CRRC-Armenia was honored with presence of many representatives of non-governmental organizations and government agencies, academic community, international organizations, partners and fellows.  The event was also attended by special guests:  Ms. Deana Arsenian - Vice-President of the Carnegie Corporation of New York, HE US Ambassador John Heffern, Minister - Chief of Staff of the RA Government Vache Gabrielyan, Dr. Aram Simonyan - Rector of Yerevan State University, Gevorg Ter-Gabrielyan - Eurasia Partnership Foundation CEO.

The meeting hall was filled to capacity and created a positive atmosphere for celebrating this important yet obliging landmark. A video reflecting on milestones that dot the CRRC-Armenia’s decade-long history made it possible for guests to explore it. The two-hour celebration included various speakers taking the podium. The guests expressed congratulatory messages, words of gratitude directed towards CRRC-Armenia and acknowledgement of its past and present activities and accomplishments. Vache Gabrielyan, joining the voices, read out the congratulatory message from the RA Prime Minister and awarded Heghine Manasyan RA Prime Minister’s commemorative medal. 

Ambassador Heffern also welcomed the guests and admitted that “…it is hard to imagine a better and more productive collaboration than this one between YSU and CRRC-Armenia.” He also noted that nowadays, when politics relies on facts and conclusions, CRRC provides deep, valid and reliable data that is used by many public and private agencies.

Eventually, CRRC-Armenia CEO Dr. Heghine Manasyan introduced key landmarks and achievements of CRRC-Armenia over the last 10 years. "We, the CRRC-Armenia staff, are very proud to hear today all those words of acknowledgement and appreciation," she admitted. “There is no better time to get started again than with the coming of a significant anniversary. As we look back on our achievements over the past 10 years, including our recent establishment as an independent foundation, we recognize that these achievements have been made possible through outstanding acts of caring and a commitment from our donors, partners, users, and friends. I earnestly hope that our efforts and accomplishments have prepared us towards future goals and objectives for a bright and prosperous future. At the same time, more than just marking the passage of years, this important date should connect our high-water marks with past and present CRRC-Armenia staff members, since it is really people and relationships that matter most and keep us moving forward”, said Dr. Manasyan.

Certainly, while celebrating the anniversary, CRRC-Armenia was celebrating devotion to social science research, loyalty to the partners and friends, value of high-quality research resources, and appreciation to the donors for its achievements. It was both a celebration, with socializing and recalling, and an inspirational dispute over the present and future of CRRC-Armenia. The interactive communication illustrated what goes on now and will be going on in the future at CRRC-Armenia: groundbreaking research, valid data collection, reliable resource provision, and high-professional training, all in one as always aimed at strengthening social science research and public policy analysis in the South Caucasus, particularly in Armenia.

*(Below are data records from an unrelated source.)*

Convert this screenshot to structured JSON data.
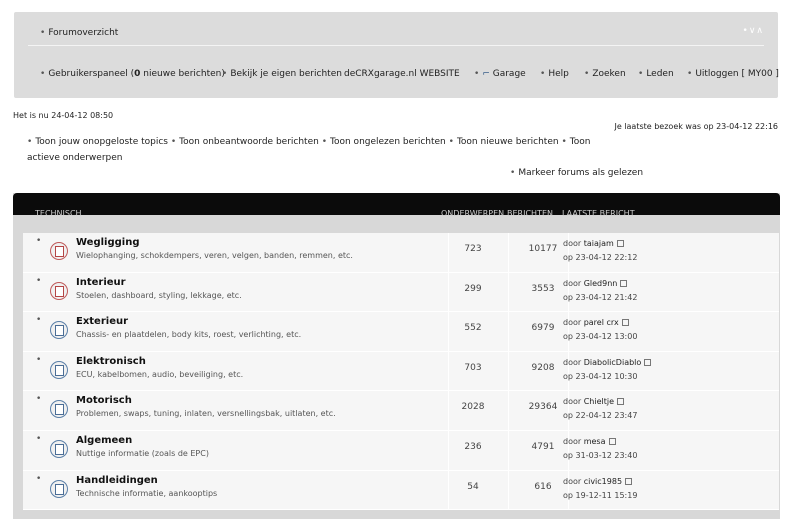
{
  "nav": {
    "overview": "Forumoverzicht",
    "control_panel_prefix": "Gebruikerspaneel (",
    "new_count": "0",
    "control_panel_suffix": " nieuwe berichten)",
    "own_posts": "Bekijk je eigen berichten",
    "website": "deCRXgarage.nl WEBSITE",
    "garage": "Garage",
    "help": "Help",
    "search": "Zoeken",
    "members": "Leden",
    "logout": "Uitloggen [ MY00 ]"
  },
  "info": {
    "time_now": "Het is nu 24-04-12 08:50",
    "last_visit": "Je laatste bezoek was op 23-04-12 22:16",
    "quick_links": [
      "Toon jouw onopgeloste topics",
      "Toon onbeantwoorde berichten",
      "Toon ongelezen berichten",
      "Toon nieuwe berichten",
      "Toon actieve onderwerpen"
    ],
    "mark_read": "Markeer forums als gelezen"
  },
  "forum_header": {
    "category": "TECHNISCH",
    "topics": "ONDERWERPEN",
    "posts": "BERICHTEN",
    "last_post": "LAATSTE BERICHT"
  },
  "forums": [
    {
      "title": "Wegligging",
      "desc": "Wielophanging, schokdempers, veren, velgen, banden, remmen, etc.",
      "topics": "723",
      "posts": "10177",
      "by": "door",
      "user": "taiajam",
      "date": "op 23-04-12 22:12",
      "status": "unread"
    },
    {
      "title": "Interieur",
      "desc": "Stoelen, dashboard, styling, lekkage, etc.",
      "topics": "299",
      "posts": "3553",
      "by": "door",
      "user": "Gled9nn",
      "date": "op 23-04-12 21:42",
      "status": "unread"
    },
    {
      "title": "Exterieur",
      "desc": "Chassis- en plaatdelen, body kits, roest, verlichting, etc.",
      "topics": "552",
      "posts": "6979",
      "by": "door",
      "user": "parel crx",
      "date": "op 23-04-12 13:00",
      "status": "read"
    },
    {
      "title": "Elektronisch",
      "desc": "ECU, kabelbomen, audio, beveiliging, etc.",
      "topics": "703",
      "posts": "9208",
      "by": "door",
      "user": "DiabolicDiablo",
      "date": "op 23-04-12 10:30",
      "status": "read"
    },
    {
      "title": "Motorisch",
      "desc": "Problemen, swaps, tuning, inlaten, versnellingsbak, uitlaten, etc.",
      "topics": "2028",
      "posts": "29364",
      "by": "door",
      "user": "Chieltje",
      "date": "op 22-04-12 23:47",
      "status": "read"
    },
    {
      "title": "Algemeen",
      "desc": "Nuttige informatie (zoals de EPC)",
      "topics": "236",
      "posts": "4791",
      "by": "door",
      "user": "mesa",
      "date": "op 31-03-12 23:40",
      "status": "read"
    },
    {
      "title": "Handleidingen",
      "desc": "Technische informatie, aankooptips",
      "topics": "54",
      "posts": "616",
      "by": "door",
      "user": "civic1985",
      "date": "op 19-12-11 15:19",
      "status": "read"
    }
  ]
}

Follow the the event full photo report and coverage on YSU website and in the newspaper.